Global Development Studies minor

field school

Thailand field school

CAPI, UVic's Global Development Studies (GDS) minor program, and the Department of Political Science (POLI) have developed a field school in northern Thailand examining policies of development and the environment.

(photo: field school participants pose on painted wooden stumps in a public park developed by Thai electricity company EGAT.)


Thailand field school

Thailand Internship

Photo of rice field at sunset taken by UVic anthropology student during an internship with the Karenni Social Development Centre on the Thailand/Myanmar (Burma) border.

Thailand Internship
Karenni Social Development Centre

Karenni Social Development Centre

GDS alumna Isabel Simons sits with some women from the Karenni Social Development Centre.

Karenni Social Development Centre
children hold signs

Ukulapha Community Outreach Project in Pietermaritzb

UVic student Ainslee Arthurs takes photo during her 2018 internship at Ukulapha Community Outreach Project in Pietermaritzburg, South Africa, organized through UVic's Centre for Asia-Pacific Initiatives (CAPI).

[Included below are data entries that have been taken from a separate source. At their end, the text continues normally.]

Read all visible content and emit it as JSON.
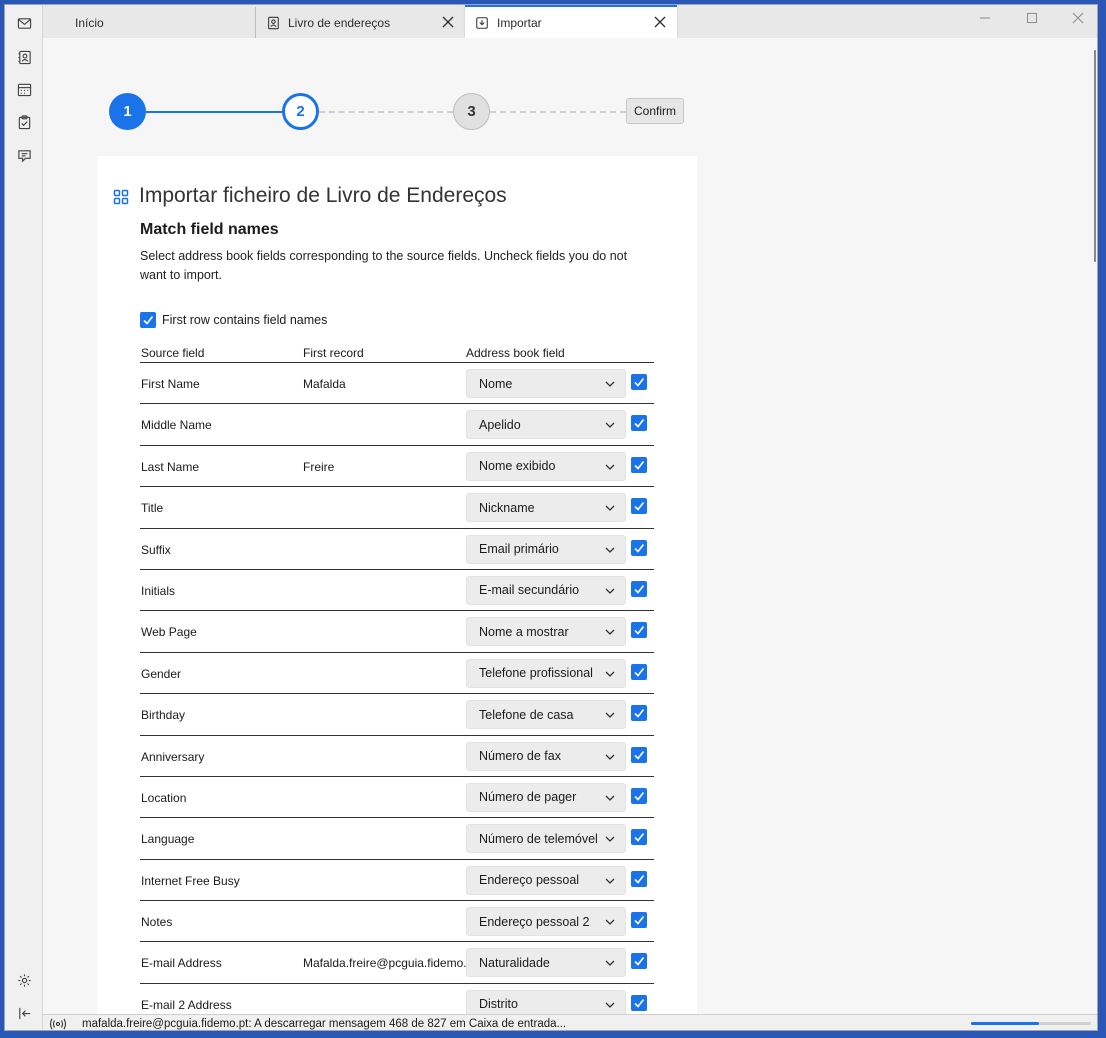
{
  "tabs": [
    {
      "label": "Início"
    },
    {
      "label": "Livro de endereços"
    },
    {
      "label": "Importar"
    }
  ],
  "stepper": {
    "steps": [
      "1",
      "2",
      "3"
    ],
    "current_step": 2,
    "confirm_label": "Confirm"
  },
  "card": {
    "title": "Importar ficheiro de Livro de Endereços",
    "heading": "Match field names",
    "description": "Select address book fields corresponding to the source fields. Uncheck fields you do not want to import.",
    "first_row_label": "First row contains field names",
    "first_row_checked": true
  },
  "table": {
    "headers": [
      "Source field",
      "First record",
      "Address book field"
    ],
    "rows": [
      {
        "source": "First Name",
        "record": "Mafalda",
        "field": "Nome",
        "checked": true
      },
      {
        "source": "Middle Name",
        "record": "",
        "field": "Apelido",
        "checked": true
      },
      {
        "source": "Last Name",
        "record": "Freire",
        "field": "Nome exibido",
        "checked": true
      },
      {
        "source": "Title",
        "record": "",
        "field": "Nickname",
        "checked": true
      },
      {
        "source": "Suffix",
        "record": "",
        "field": "Email primário",
        "checked": true
      },
      {
        "source": "Initials",
        "record": "",
        "field": "E-mail secundário",
        "checked": true
      },
      {
        "source": "Web Page",
        "record": "",
        "field": "Nome a mostrar",
        "checked": true
      },
      {
        "source": "Gender",
        "record": "",
        "field": "Telefone profissional",
        "checked": true
      },
      {
        "source": "Birthday",
        "record": "",
        "field": "Telefone de casa",
        "checked": true
      },
      {
        "source": "Anniversary",
        "record": "",
        "field": "Número de fax",
        "checked": true
      },
      {
        "source": "Location",
        "record": "",
        "field": "Número de pager",
        "checked": true
      },
      {
        "source": "Language",
        "record": "",
        "field": "Número de telemóvel",
        "checked": true
      },
      {
        "source": "Internet Free Busy",
        "record": "",
        "field": "Endereço pessoal",
        "checked": true
      },
      {
        "source": "Notes",
        "record": "",
        "field": "Endereço pessoal 2",
        "checked": true
      },
      {
        "source": "E-mail Address",
        "record": "Mafalda.freire@pcguia.fidemo.pt",
        "field": "Naturalidade",
        "checked": true
      },
      {
        "source": "E-mail 2 Address",
        "record": "",
        "field": "Distrito",
        "checked": true
      }
    ]
  },
  "statusbar": {
    "text": "mafalda.freire@pcguia.fidemo.pt: A descarregar mensagem 468 de 827 em Caixa de entrada...",
    "progress": 0.57
  },
  "colors": {
    "accent": "#1a73e8"
  }
}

Ukulapha Community Outreach Project in Pietermaritzb

"The Global Development Studies minor (GDS) was a perfect complement to my degree in political science--the history, economics, environmental studies and geography courses I took towards the minor framed my other studies, including my honours thesis." 
—Isabel Simons, GDS Alumni

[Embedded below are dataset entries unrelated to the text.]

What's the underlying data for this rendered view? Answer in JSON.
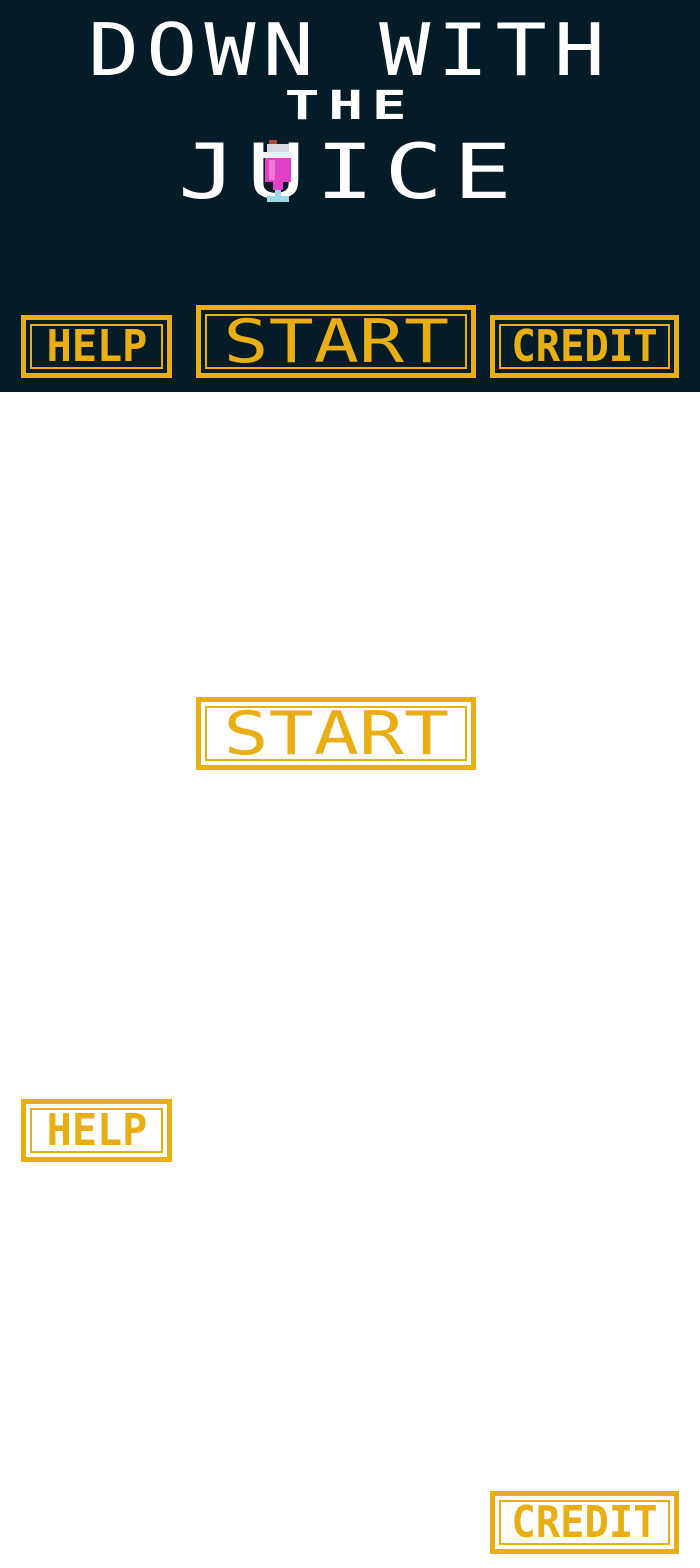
{
  "title": {
    "line1": "DOWN WITH",
    "line2": "THE",
    "line3": "JUICE"
  },
  "menu": {
    "help_label": "HELP",
    "start_label": "START",
    "credit_label": "CREDIT"
  },
  "standalone_buttons": {
    "start_label": "START",
    "help_label": "HELP",
    "credit_label": "CREDIT"
  },
  "colors": {
    "background": "#041b28",
    "title_text": "#ffffff",
    "button_accent": "#e8ae14",
    "juice": "#e040c8"
  },
  "icons": {
    "juice_glass": "milkshake-glass-icon"
  }
}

Why Choose Global Development Studies?

What are some of the causes of global patterns of inequality, exclusion and poverty? How have colonialism, imperialism, global trade patterns, and western notions of ‘progress’ shaped political, social and economic developments in other parts of the world? These complex questions and problems do not have simple answers. 

The Global Development Studies (GDS) program explores issues such as socio-economic inequalities, environment and sustainability, governance and human rights, and community resilience from a global and historical perspective.

The GDS Minor is aimed at students who want to understand the various challenges facing communities and populations around the world, who are interested in community-based, national and international responses to those challenges and who want to play an active part in finding solutions.

By learning about different development theories and practices, as well as diverse cultural perspectives, students will gain a more comprehensive understanding of issues as well as build intercultural competency, which will serve them well in different local and international work places.

Program priorities

  • interdisciplinary teaching, research and practices to facilitate collaborative learning and engagement
  • experiential and student-engaged learning
  • collaboration with local, national and international organizations (including global south organizations) to bring their knowledge and experience into the program
  • work with UVic research units, and local and international organizations and research groups to expand experiential learning and international research opportunities for students
  • support community engagement, policy-work and research activities for social, economic, and environmental justice

Territory acknowledgment
We acknowledge and respect the Lək̓ʷəŋən peoples on whose traditional territory the university stands, and the Songhees, Esquimalt and WSÁNEĆ peoples whose historical relationships with the land continue to this day.